- Yang MM, Zhang WW, Bai XT, Li HX, Cen PL: Electroporation is a feasible method to introduce circularized or linearized DNA into B. subtilis chromosome. Mol Biol Rep. 2010, Google Scholar
- Wang PZ, Doi RH: Overlapping promoters transcribed by Bacillus subtilis σ55 and σ37 RNA polymerase holoenzymes during growth and stationary phase. J Biol Chem. 1984, 259: 8619-8625.Google Scholar
- Hirata H, Fukazawa T, Negoro S, Okada H: Structure of a β-galactosidase gene of Bacillus stearothermophilus. J Bacteriol. 1986, 166: 722-727.Google Scholar
- Fanning S, Leahy M, Sjheehan D: Nucleotide and deduced amino acidsequences of Rhizobium meliloti 102F34 lacZ gene: comparison with prokaryotic β-galactosidases and hunan β-glucuronidase. Gene. 1994, 141: 91-96. 10.1016/0378-1119(94)90133-3.View ArticleGoogle Scholar
- Miller GL: Use of dinitrosalicylic acid reagent for determination of reducing sugar. Anal Chem. 1959, 31: 426-428. 10.1021/ac60147a030.View ArticleGoogle Scholar

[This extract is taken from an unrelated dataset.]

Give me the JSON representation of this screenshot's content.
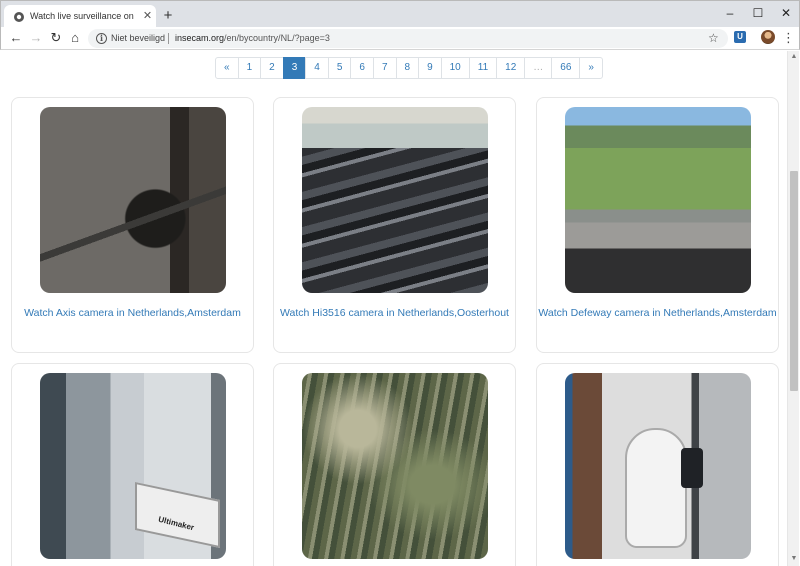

- Cavari BZ, Phelps G: Sensitive Enzymatic Assay for Glucose Determination in Natural Waters. Appl Environ Microbiol. 1977, 33: 1237-1243.Google Scholar

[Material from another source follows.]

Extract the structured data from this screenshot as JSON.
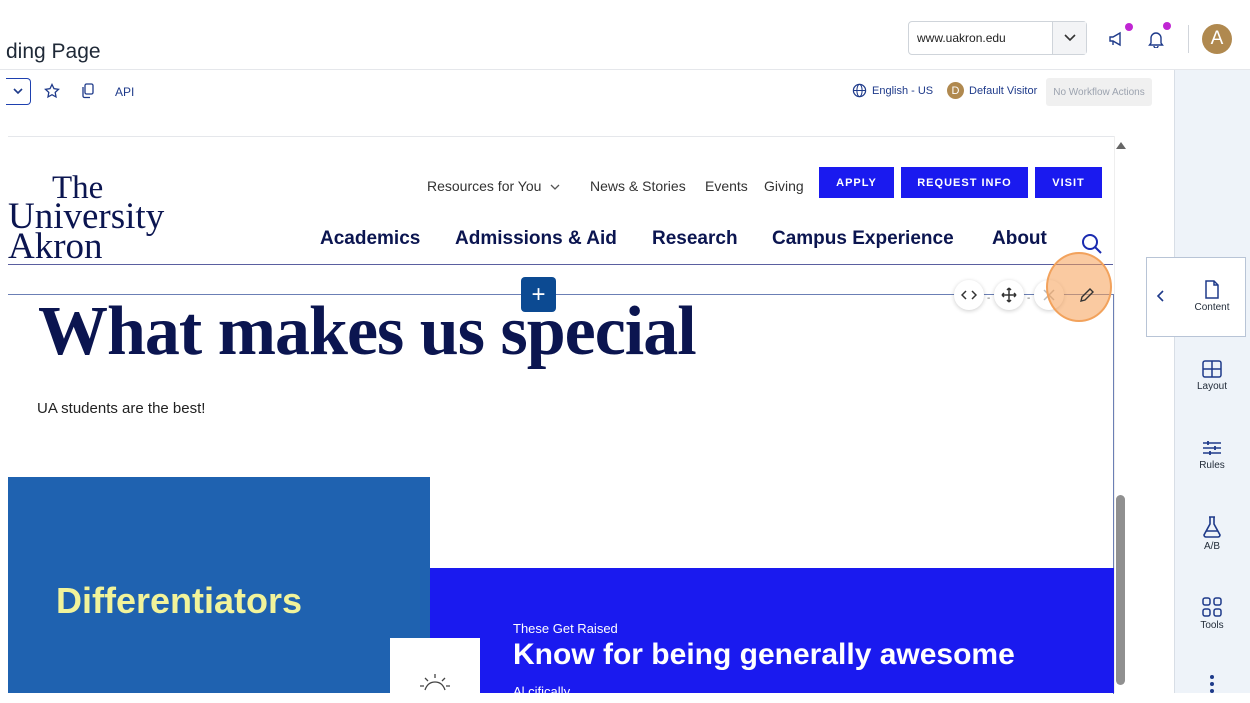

- Short JM, Fernandez JM, Sorge JA, Huse WD: λ ZAP: A bacteriophage λ expression vector with in vivo excision properties. Nucleic Acids Res. 1988, 16: 7583-7600. 10.1093/nar/16.15.7583.View ArticleGoogle Scholar
- Guerot-Fleury AM, Frandsen N, Stragier P: Plasmids for ectopic integration in Bacillus subtilis. Gene. 1996, 180: 57-61. 10.1016/S0378-1119(96)00404-0.View ArticleGoogle Scholar
This article is published under license to BioMed Central Ltd. This is an Open Access article distributed under the terms of the Creative Commons Attribution License (http://creativecommons.org/licenses/by/2.0), which permits unrestricted use, distribution, and reproduction in any medium, provided the original work is properly cited.